[Data about app and page elements]
== Segment start ==
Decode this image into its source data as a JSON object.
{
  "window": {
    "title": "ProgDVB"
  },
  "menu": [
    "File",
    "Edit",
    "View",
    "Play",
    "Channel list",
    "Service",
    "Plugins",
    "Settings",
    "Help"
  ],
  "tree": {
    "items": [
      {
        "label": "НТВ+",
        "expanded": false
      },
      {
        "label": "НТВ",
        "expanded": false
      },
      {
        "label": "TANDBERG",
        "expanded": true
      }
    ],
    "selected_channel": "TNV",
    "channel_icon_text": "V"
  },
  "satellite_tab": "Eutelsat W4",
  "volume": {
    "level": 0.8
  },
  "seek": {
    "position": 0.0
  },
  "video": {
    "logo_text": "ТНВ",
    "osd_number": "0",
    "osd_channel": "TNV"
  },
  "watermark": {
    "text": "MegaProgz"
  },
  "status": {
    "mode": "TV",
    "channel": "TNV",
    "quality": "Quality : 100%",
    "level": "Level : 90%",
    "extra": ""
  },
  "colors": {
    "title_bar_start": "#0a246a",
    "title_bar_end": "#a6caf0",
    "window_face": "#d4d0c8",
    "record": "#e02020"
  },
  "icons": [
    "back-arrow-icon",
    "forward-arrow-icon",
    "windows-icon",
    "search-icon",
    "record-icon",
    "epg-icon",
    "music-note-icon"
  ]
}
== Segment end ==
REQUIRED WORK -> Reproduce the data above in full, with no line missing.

YOUR SOLUTION ->
Decode this image into its source data as a JSON object.
{
  "window": {
    "title": "ProgDVB"
  },
  "menu": [
    "File",
    "Edit",
    "View",
    "Play",
    "Channel list",
    "Service",
    "Plugins",
    "Settings",
    "Help"
  ],
  "tree": {
    "items": [
      {
        "label": "НТВ+",
        "expanded": false
      },
      {
        "label": "НТВ",
        "expanded": false
      },
      {
        "label": "TANDBERG",
        "expanded": true
      }
    ],
    "selected_channel": "TNV",
    "channel_icon_text": "V"
  },
  "satellite_tab": "Eutelsat W4",
  "volume": {
    "level": 0.8
  },
  "seek": {
    "position": 0.0
  },
  "video": {
    "logo_text": "ТНВ",
    "osd_number": "0",
    "osd_channel": "TNV"
  },
  "watermark": {
    "text": "MegaProgz"
  },
  "status": {
    "mode": "TV",
    "channel": "TNV",
    "quality": "Quality : 100%",
    "level": "Level : 90%",
    "extra": ""
  },
  "colors": {
    "title_bar_start": "#0a246a",
    "title_bar_end": "#a6caf0",
    "window_face": "#d4d0c8",
    "record": "#e02020"
  },
  "icons": [
    "back-arrow-icon",
    "forward-arrow-icon",
    "windows-icon",
    "search-icon",
    "record-icon",
    "epg-icon",
    "music-note-icon"
  ]
}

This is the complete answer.